Paying for College: Natalia Vidal

Natalia Vidal, a second-year chemical and biomolecular engineering student with a materials science engineering minor, grew up with a love for science and engineering. When she was accepted to Georgia Tech, making the choice to attend was an easy decision, but covering the cost of college is something she’s been aware of from the jump. Fortunately, she started her engineering experience before she took her first college course — and found success in her scholarship search.

Vidal has long been interested in engineering and spent time as she wrapped up high school cold-calling firms in her area to see if any would take her as an intern. She knew engineering was the right path for her, but she wasn’t sure exactly what type. Mechanical, civil, and several other engineering fields floated through her head, but she finally determined that working for an engineering firm — before starting college — would help her choose the right kind of engineering for her, while helping her save for college.

Eventually, she found Grant Shepherd, a land surveying company specializing in civil engineering. That company took her on as a paid intern the summer before college.

Vidal enjoyed her time at Grant Shepherd, though she ultimately found herself drawn more to chemical and biomolecular engineering — her current major. Still, she returned to the company the following summer to continue learning, working, and saving money.

To cover some of her other fees, Vidal has been able to supplement her paid internship income with funding from the Zell Miller Scholarship and a federal Pell Grant, which is awarded to undergraduate college students who demonstrate financial need.

Similar to the research she undertook that led her to her Grant Shepherd internship, Vidal researched other scholarships that might be available to her, which helped her identify more options.

While still in high school, she participated in her school’s “Diversity Day,” and received a scholarship for an essay reflecting on her experience. More recently, she received a scholarship from Women in Engineering, an on-campus organization dedicated to recruiting and assisting top students in engineering.

To those entering Georgia Tech, Vidal emphasizes the importance of self-assurance and keeping an eye out for opporutnities.

“There’s a ton of organizations on campus, and I always try to share my email with them so I can receive updates on any scholarship opportunities they may have,” she said. “Even if it’s a scholarship you feel like you don’t have much of a shot at, applying is still always a good idea.”

Vidal regrets that (thinking she wouldn’t be successful in securing internships as a first-year student) she didn’t apply to internships beyond Grant Shepherd. She notes that many of her other friends in the same year did get the internships they applied for — even as first-year students.

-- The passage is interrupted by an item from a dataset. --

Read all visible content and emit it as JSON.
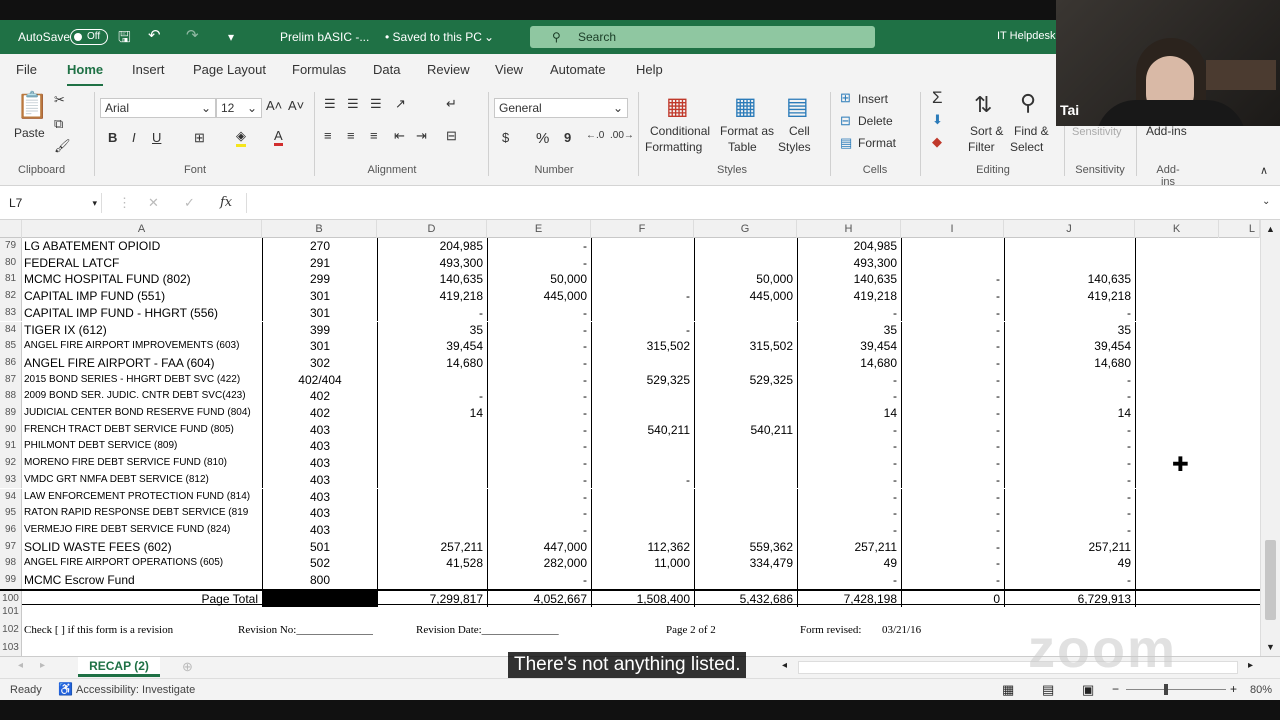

“I never thought that it would work out, but I know better now. You just have to believe in yourself,” she said. “You can absolutely apply for things at any point in your college career.”

To hear more about financing an education at Tech, visit the Office of Scholarships and Financial Aid or read more student stories.